:: TASK ITEM ::
In the copy of these records, include no pictures and change nothing else.

===== DATA EXTRACT

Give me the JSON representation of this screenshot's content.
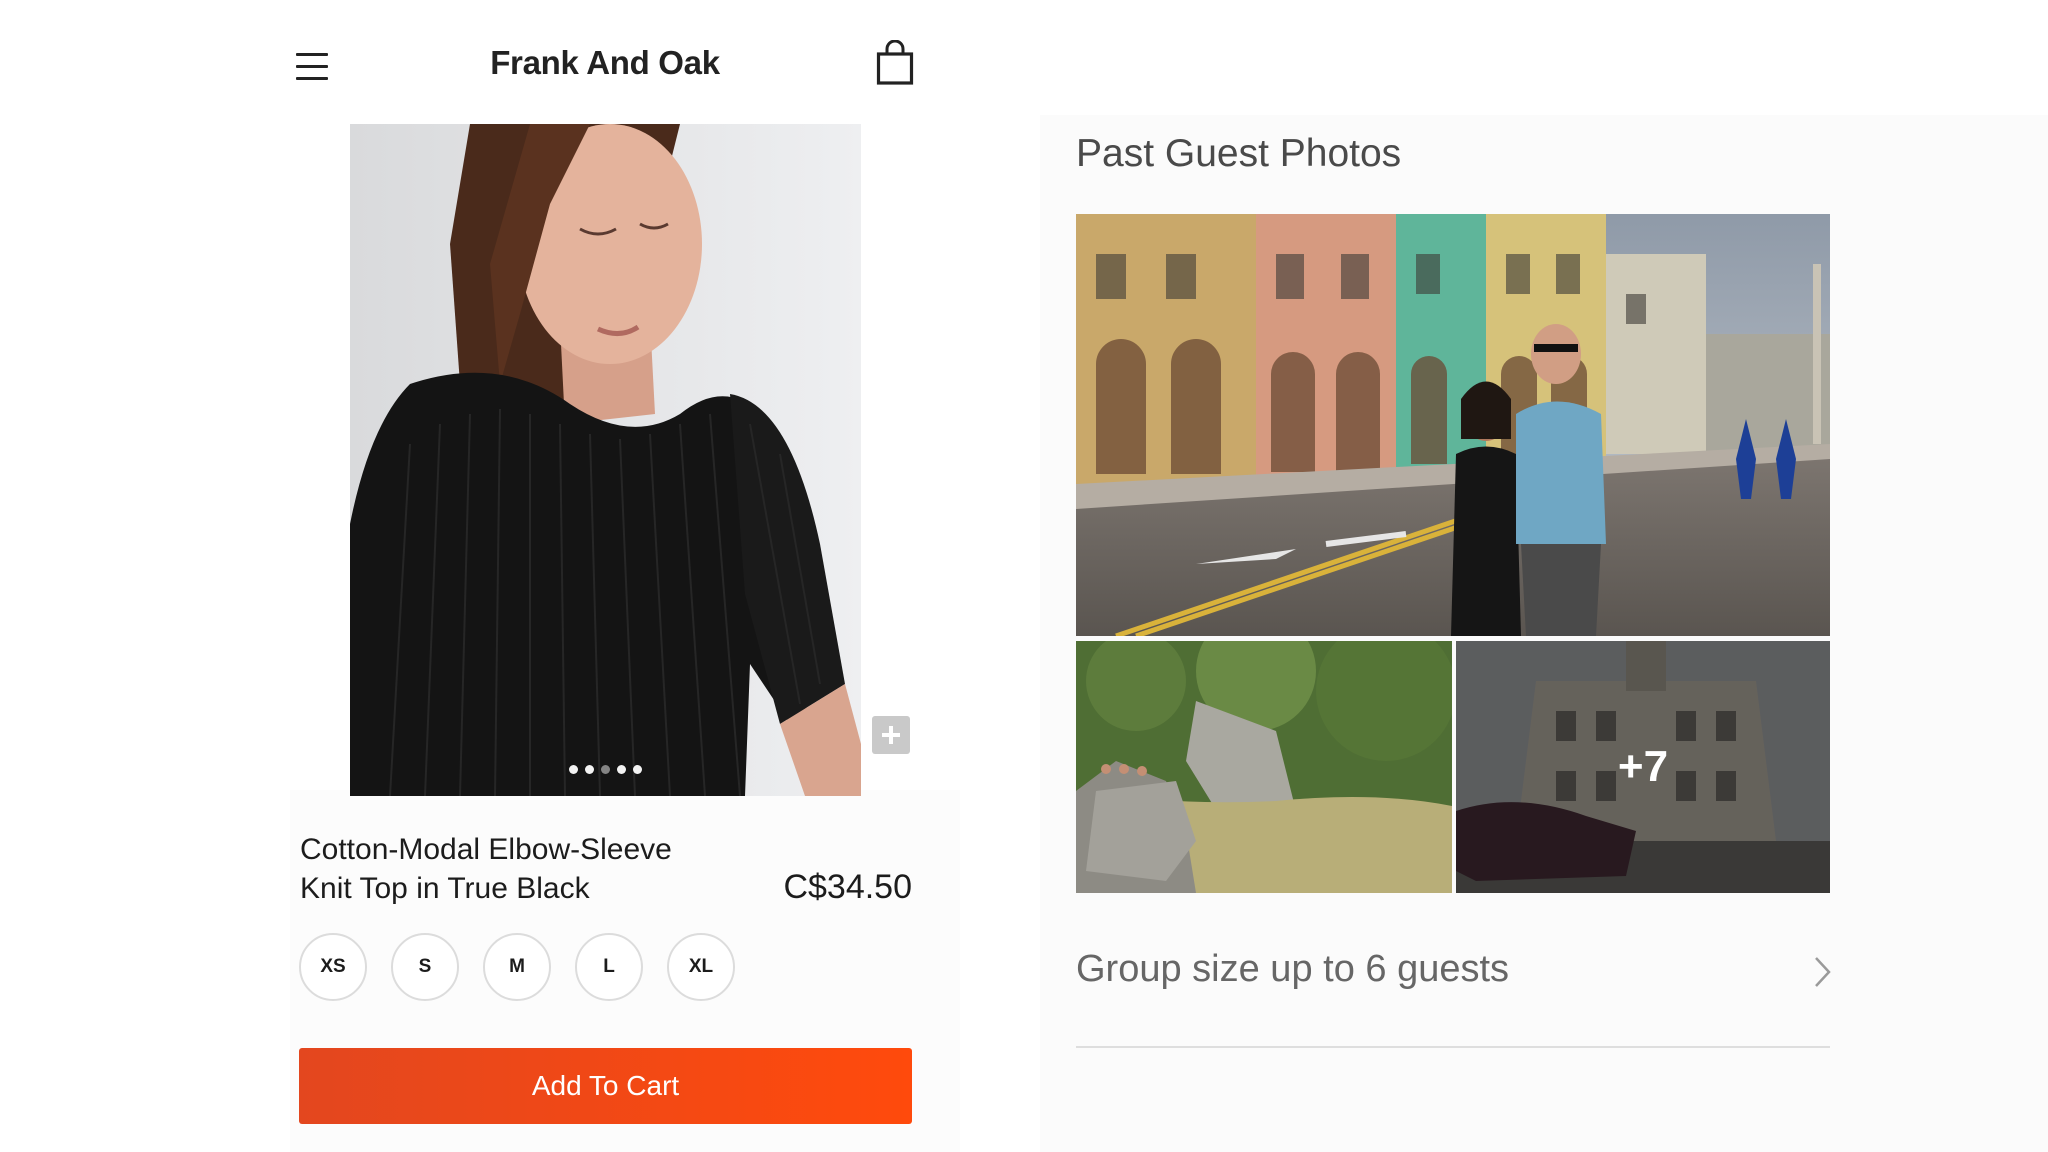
{
  "header": {
    "menu_icon": "hamburger-menu-icon",
    "brand": "Frank And Oak",
    "cart_icon": "shopping-bag-icon"
  },
  "product": {
    "image_count": 5,
    "active_image_index": 2,
    "name_line1": "Cotton-Modal Elbow-Sleeve",
    "name_line2": "Knit Top in True Black",
    "price": "C$34.50",
    "sizes": [
      "XS",
      "S",
      "M",
      "L",
      "XL"
    ],
    "add_to_cart_label": "Add To Cart",
    "zoom_icon": "plus-icon"
  },
  "guest_photos": {
    "title": "Past Guest Photos",
    "more_count": "+7"
  },
  "group": {
    "label": "Group size up to 6 guests",
    "chevron_icon": "chevron-right-icon"
  },
  "colors": {
    "accent_start": "#e3471f",
    "accent_end": "#ff4a0c",
    "text": "#222222"
  }
}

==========

:: SOLVED EXERCISE ::
Give me the JSON representation of this screenshot's content.
{
  "header": {
    "menu_icon": "hamburger-menu-icon",
    "brand": "Frank And Oak",
    "cart_icon": "shopping-bag-icon"
  },
  "product": {
    "image_count": 5,
    "active_image_index": 2,
    "name_line1": "Cotton-Modal Elbow-Sleeve",
    "name_line2": "Knit Top in True Black",
    "price": "C$34.50",
    "sizes": [
      "XS",
      "S",
      "M",
      "L",
      "XL"
    ],
    "add_to_cart_label": "Add To Cart",
    "zoom_icon": "plus-icon"
  },
  "guest_photos": {
    "title": "Past Guest Photos",
    "more_count": "+7"
  },
  "group": {
    "label": "Group size up to 6 guests",
    "chevron_icon": "chevron-right-icon"
  },
  "colors": {
    "accent_start": "#e3471f",
    "accent_end": "#ff4a0c",
    "text": "#222222"
  }
}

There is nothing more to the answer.